-- SUPPLIED RECORDS follows --
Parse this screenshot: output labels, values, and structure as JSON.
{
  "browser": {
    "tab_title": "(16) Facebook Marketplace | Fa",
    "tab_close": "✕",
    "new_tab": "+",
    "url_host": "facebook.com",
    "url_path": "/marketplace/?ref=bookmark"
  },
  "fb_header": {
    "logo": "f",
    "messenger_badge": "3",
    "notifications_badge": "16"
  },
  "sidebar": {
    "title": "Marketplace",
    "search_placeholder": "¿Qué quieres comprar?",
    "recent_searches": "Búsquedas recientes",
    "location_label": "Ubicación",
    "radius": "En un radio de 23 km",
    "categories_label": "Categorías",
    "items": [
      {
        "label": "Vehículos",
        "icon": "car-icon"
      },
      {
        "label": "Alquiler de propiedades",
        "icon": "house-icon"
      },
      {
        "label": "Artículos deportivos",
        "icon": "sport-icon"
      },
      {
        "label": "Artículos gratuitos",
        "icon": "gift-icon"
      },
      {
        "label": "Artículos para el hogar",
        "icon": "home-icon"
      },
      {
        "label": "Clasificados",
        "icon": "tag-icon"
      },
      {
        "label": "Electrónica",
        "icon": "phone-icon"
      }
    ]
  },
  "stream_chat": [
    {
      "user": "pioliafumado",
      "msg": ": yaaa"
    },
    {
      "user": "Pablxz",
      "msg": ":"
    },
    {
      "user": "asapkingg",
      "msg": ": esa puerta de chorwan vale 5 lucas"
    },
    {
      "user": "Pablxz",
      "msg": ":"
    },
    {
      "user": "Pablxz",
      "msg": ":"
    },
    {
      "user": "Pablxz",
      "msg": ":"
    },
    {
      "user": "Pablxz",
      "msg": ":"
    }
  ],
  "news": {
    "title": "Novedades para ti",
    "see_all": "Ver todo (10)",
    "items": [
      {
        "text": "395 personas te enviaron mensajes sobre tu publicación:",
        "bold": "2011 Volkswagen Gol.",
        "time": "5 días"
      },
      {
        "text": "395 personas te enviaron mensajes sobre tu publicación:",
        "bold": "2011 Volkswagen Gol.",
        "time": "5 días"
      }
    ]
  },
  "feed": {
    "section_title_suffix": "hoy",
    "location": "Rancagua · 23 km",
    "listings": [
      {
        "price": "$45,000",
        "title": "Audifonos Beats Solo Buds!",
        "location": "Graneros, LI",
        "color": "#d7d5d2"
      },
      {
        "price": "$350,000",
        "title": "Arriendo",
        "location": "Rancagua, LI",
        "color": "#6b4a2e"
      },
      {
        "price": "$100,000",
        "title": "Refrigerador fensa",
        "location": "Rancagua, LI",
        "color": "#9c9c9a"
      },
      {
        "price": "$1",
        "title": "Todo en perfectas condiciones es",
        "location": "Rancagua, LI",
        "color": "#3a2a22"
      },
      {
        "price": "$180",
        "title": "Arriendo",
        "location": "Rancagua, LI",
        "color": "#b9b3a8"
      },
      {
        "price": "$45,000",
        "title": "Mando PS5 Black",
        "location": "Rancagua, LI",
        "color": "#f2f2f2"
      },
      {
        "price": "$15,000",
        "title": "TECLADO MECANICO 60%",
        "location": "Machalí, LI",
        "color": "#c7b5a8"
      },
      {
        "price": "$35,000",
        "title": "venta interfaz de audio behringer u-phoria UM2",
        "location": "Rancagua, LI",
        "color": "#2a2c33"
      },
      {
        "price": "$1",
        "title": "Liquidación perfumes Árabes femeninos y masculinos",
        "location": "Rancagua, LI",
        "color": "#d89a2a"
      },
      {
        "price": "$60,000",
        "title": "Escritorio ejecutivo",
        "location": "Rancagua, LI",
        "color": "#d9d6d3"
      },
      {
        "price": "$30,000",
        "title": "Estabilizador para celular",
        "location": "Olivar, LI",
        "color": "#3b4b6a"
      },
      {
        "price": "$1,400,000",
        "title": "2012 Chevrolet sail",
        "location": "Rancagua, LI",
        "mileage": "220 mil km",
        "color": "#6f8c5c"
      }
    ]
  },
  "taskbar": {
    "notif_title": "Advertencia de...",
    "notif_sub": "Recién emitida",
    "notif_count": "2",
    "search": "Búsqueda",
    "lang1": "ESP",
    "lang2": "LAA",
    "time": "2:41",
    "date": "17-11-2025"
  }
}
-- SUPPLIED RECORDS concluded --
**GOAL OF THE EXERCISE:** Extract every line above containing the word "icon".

**REPLY TO THE EXERCISE:**
        "icon": "car-icon"
        "icon": "house-icon"
        "icon": "sport-icon"
        "icon": "gift-icon"
        "icon": "home-icon"
        "icon": "tag-icon"
        "icon": "phone-icon"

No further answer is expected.